◆ Action item: Leaving the pictures aside, return the listing exactly as it appears.

◆ Recorded information:
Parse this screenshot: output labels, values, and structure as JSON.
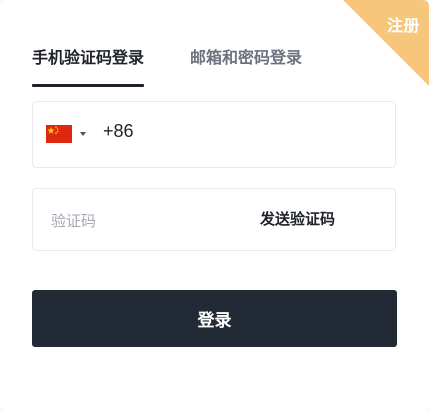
{
  "corner": {
    "register_label": "注册"
  },
  "tabs": [
    {
      "label": "手机验证码登录",
      "active": true
    },
    {
      "label": "邮箱和密码登录",
      "active": false
    }
  ],
  "phone": {
    "country_flag": "china-flag-icon",
    "dial_code": "+86",
    "value": "",
    "placeholder": ""
  },
  "code": {
    "value": "",
    "placeholder": "验证码",
    "send_label": "发送验证码"
  },
  "login": {
    "label": "登录"
  },
  "colors": {
    "accent_dark": "#222a35",
    "ribbon": "#f6c67c",
    "flag_red": "#de2910",
    "flag_yellow": "#ffde00"
  }
}
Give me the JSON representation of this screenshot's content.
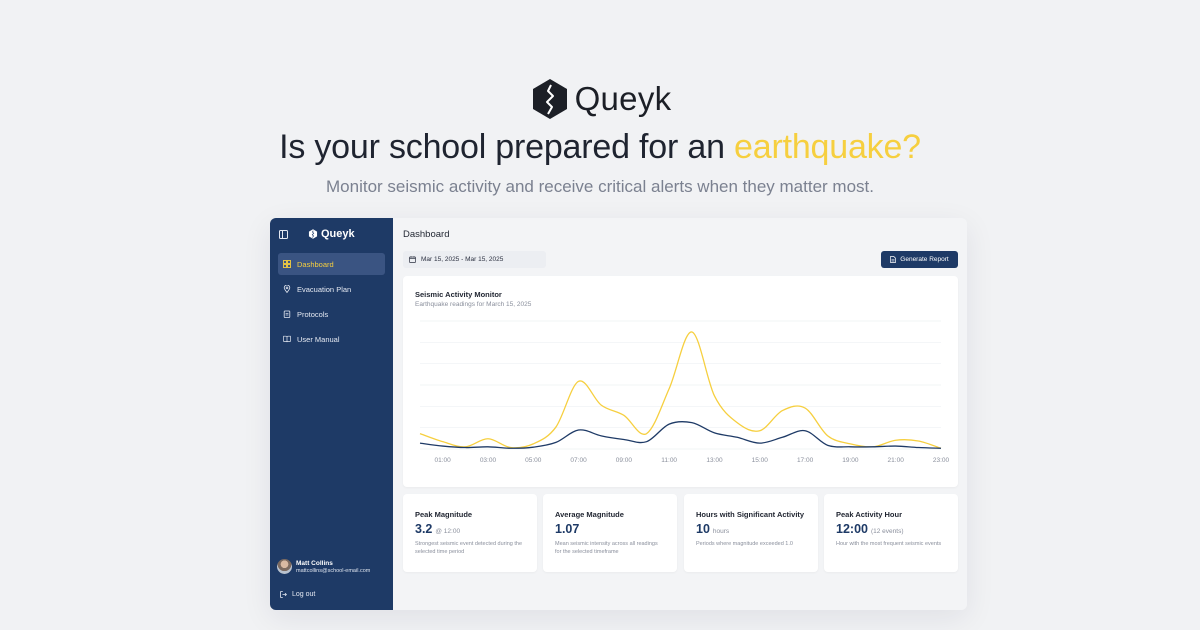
{
  "hero": {
    "brand": "Queyk",
    "headline_prefix": "Is your school prepared for an ",
    "headline_accent": "earthquake?",
    "subheadline": "Monitor seismic activity and receive critical alerts when they matter most."
  },
  "colors": {
    "accent": "#f6cf3f",
    "navy": "#1e3a66",
    "sidebar_active_bg": "#3a5482",
    "background": "#f1f2f4"
  },
  "sidebar": {
    "brand": "Queyk",
    "items": [
      {
        "label": "Dashboard",
        "icon": "dashboard-icon",
        "active": true
      },
      {
        "label": "Evacuation Plan",
        "icon": "map-pin-icon",
        "active": false
      },
      {
        "label": "Protocols",
        "icon": "clipboard-icon",
        "active": false
      },
      {
        "label": "User Manual",
        "icon": "book-icon",
        "active": false
      }
    ],
    "user": {
      "name": "Matt Collins",
      "email": "mattcollins@school-email.com"
    },
    "logout_label": "Log out"
  },
  "main": {
    "title": "Dashboard",
    "date_range": "Mar 15, 2025 - Mar 15, 2025",
    "generate_report_label": "Generate Report"
  },
  "chart_data": {
    "type": "line",
    "title": "Seismic Activity Monitor",
    "subtitle": "Earthquake readings for March 15, 2025",
    "x": [
      "00:00",
      "01:00",
      "02:00",
      "03:00",
      "04:00",
      "05:00",
      "06:00",
      "07:00",
      "08:00",
      "09:00",
      "10:00",
      "11:00",
      "12:00",
      "13:00",
      "14:00",
      "15:00",
      "16:00",
      "17:00",
      "18:00",
      "19:00",
      "20:00",
      "21:00",
      "22:00",
      "23:00"
    ],
    "tick_labels": [
      "01:00",
      "03:00",
      "05:00",
      "07:00",
      "09:00",
      "11:00",
      "13:00",
      "15:00",
      "17:00",
      "19:00",
      "21:00",
      "23:00"
    ],
    "ylim": [
      0,
      3.5
    ],
    "grid": true,
    "legend": "none",
    "series": [
      {
        "color": "#f6cf3f",
        "values": [
          0.42,
          0.2,
          0.06,
          0.28,
          0.04,
          0.14,
          0.6,
          1.85,
          1.2,
          0.92,
          0.42,
          1.65,
          3.2,
          1.45,
          0.72,
          0.5,
          1.05,
          1.12,
          0.36,
          0.14,
          0.06,
          0.24,
          0.22,
          0.02
        ]
      },
      {
        "color": "#1e3a66",
        "values": [
          0.16,
          0.08,
          0.04,
          0.06,
          0.02,
          0.05,
          0.18,
          0.52,
          0.36,
          0.26,
          0.2,
          0.68,
          0.72,
          0.44,
          0.32,
          0.16,
          0.32,
          0.5,
          0.1,
          0.06,
          0.06,
          0.08,
          0.04,
          0.02
        ]
      }
    ]
  },
  "stats": [
    {
      "title": "Peak Magnitude",
      "value": "3.2",
      "suffix": "@ 12:00",
      "description": "Strongest seismic event detected during the selected time period"
    },
    {
      "title": "Average Magnitude",
      "value": "1.07",
      "suffix": "",
      "description": "Mean seismic intensity across all readings for the selected timeframe"
    },
    {
      "title": "Hours with Significant Activity",
      "value": "10",
      "suffix": "hours",
      "description": "Periods where magnitude exceeded 1.0"
    },
    {
      "title": "Peak Activity Hour",
      "value": "12:00",
      "suffix": "(12 events)",
      "description": "Hour with the most frequent seismic events"
    }
  ]
}
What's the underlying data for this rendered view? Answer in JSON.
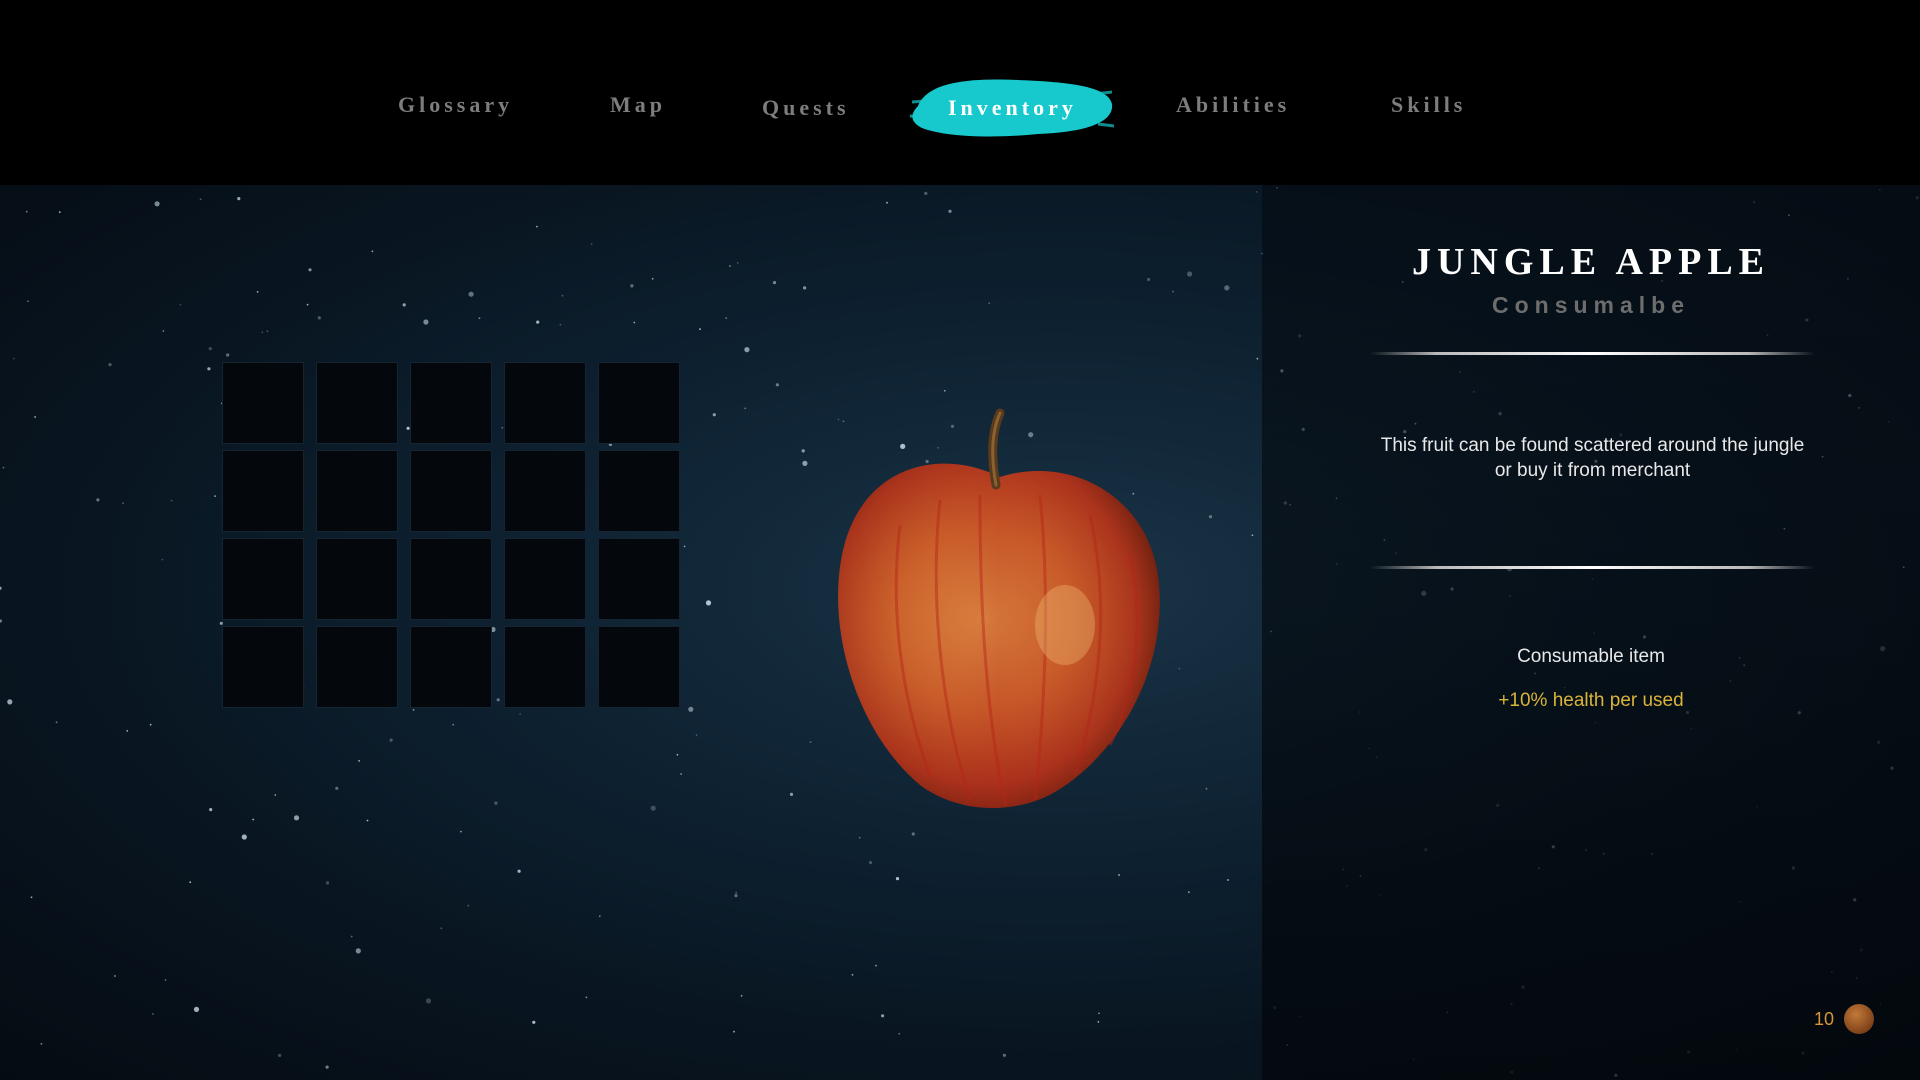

◆ Completed exercise:
Parse this screenshot: output labels, values, and structure as JSON.
{
  "corner": {
    "register_label": "注册"
  },
  "tabs": [
    {
      "label": "手机验证码登录",
      "active": true
    },
    {
      "label": "邮箱和密码登录",
      "active": false
    }
  ],
  "phone": {
    "country_flag": "china-flag-icon",
    "dial_code": "+86",
    "value": "",
    "placeholder": ""
  },
  "code": {
    "value": "",
    "placeholder": "验证码",
    "send_label": "发送验证码"
  },
  "login": {
    "label": "登录"
  },
  "colors": {
    "accent_dark": "#222a35",
    "ribbon": "#f6c67c",
    "flag_red": "#de2910",
    "flag_yellow": "#ffde00"
  }
}
Give me the JSON representation of this screenshot's content.
{
  "hero": {
    "brand": "Queyk",
    "headline_prefix": "Is your school prepared for an ",
    "headline_accent": "earthquake?",
    "subheadline": "Monitor seismic activity and receive critical alerts when they matter most."
  },
  "colors": {
    "accent": "#f6cf3f",
    "navy": "#1e3a66",
    "sidebar_active_bg": "#3a5482",
    "background": "#f1f2f4"
  },
  "sidebar": {
    "brand": "Queyk",
    "items": [
      {
        "label": "Dashboard",
        "icon": "dashboard-icon",
        "active": true
      },
      {
        "label": "Evacuation Plan",
        "icon": "map-pin-icon",
        "active": false
      },
      {
        "label": "Protocols",
        "icon": "clipboard-icon",
        "active": false
      },
      {
        "label": "User Manual",
        "icon": "book-icon",
        "active": false
      }
    ],
    "user": {
      "name": "Matt Collins",
      "email": "mattcollins@school-email.com"
    },
    "logout_label": "Log out"
  },
  "main": {
    "title": "Dashboard",
    "date_range": "Mar 15, 2025 - Mar 15, 2025",
    "generate_report_label": "Generate Report"
  },
  "chart_data": {
    "type": "line",
    "title": "Seismic Activity Monitor",
    "subtitle": "Earthquake readings for March 15, 2025",
    "x": [
      "00:00",
      "01:00",
      "02:00",
      "03:00",
      "04:00",
      "05:00",
      "06:00",
      "07:00",
      "08:00",
      "09:00",
      "10:00",
      "11:00",
      "12:00",
      "13:00",
      "14:00",
      "15:00",
      "16:00",
      "17:00",
      "18:00",
      "19:00",
      "20:00",
      "21:00",
      "22:00",
      "23:00"
    ],
    "tick_labels": [
      "01:00",
      "03:00",
      "05:00",
      "07:00",
      "09:00",
      "11:00",
      "13:00",
      "15:00",
      "17:00",
      "19:00",
      "21:00",
      "23:00"
    ],
    "ylim": [
      0,
      3.5
    ],
    "grid": true,
    "legend": "none",
    "series": [
      {
        "color": "#f6cf3f",
        "values": [
          0.42,
          0.2,
          0.06,
          0.28,
          0.04,
          0.14,
          0.6,
          1.85,
          1.2,
          0.92,
          0.42,
          1.65,
          3.2,
          1.45,
          0.72,
          0.5,
          1.05,
          1.12,
          0.36,
          0.14,
          0.06,
          0.24,
          0.22,
          0.02
        ]
      },
      {
        "color": "#1e3a66",
        "values": [
          0.16,
          0.08,
          0.04,
          0.06,
          0.02,
          0.05,
          0.18,
          0.52,
          0.36,
          0.26,
          0.2,
          0.68,
          0.72,
          0.44,
          0.32,
          0.16,
          0.32,
          0.5,
          0.1,
          0.06,
          0.06,
          0.08,
          0.04,
          0.02
        ]
      }
    ]
  },
  "stats": [
    {
      "title": "Peak Magnitude",
      "value": "3.2",
      "suffix": "@ 12:00",
      "description": "Strongest seismic event detected during the selected time period"
    },
    {
      "title": "Average Magnitude",
      "value": "1.07",
      "suffix": "",
      "description": "Mean seismic intensity across all readings for the selected timeframe"
    },
    {
      "title": "Hours with Significant Activity",
      "value": "10",
      "suffix": "hours",
      "description": "Periods where magnitude exceeded 1.0"
    },
    {
      "title": "Peak Activity Hour",
      "value": "12:00",
      "suffix": "(12 events)",
      "description": "Hour with the most frequent seismic events"
    }
  ]
}
What's the underlying data for this rendered view? Answer in JSON.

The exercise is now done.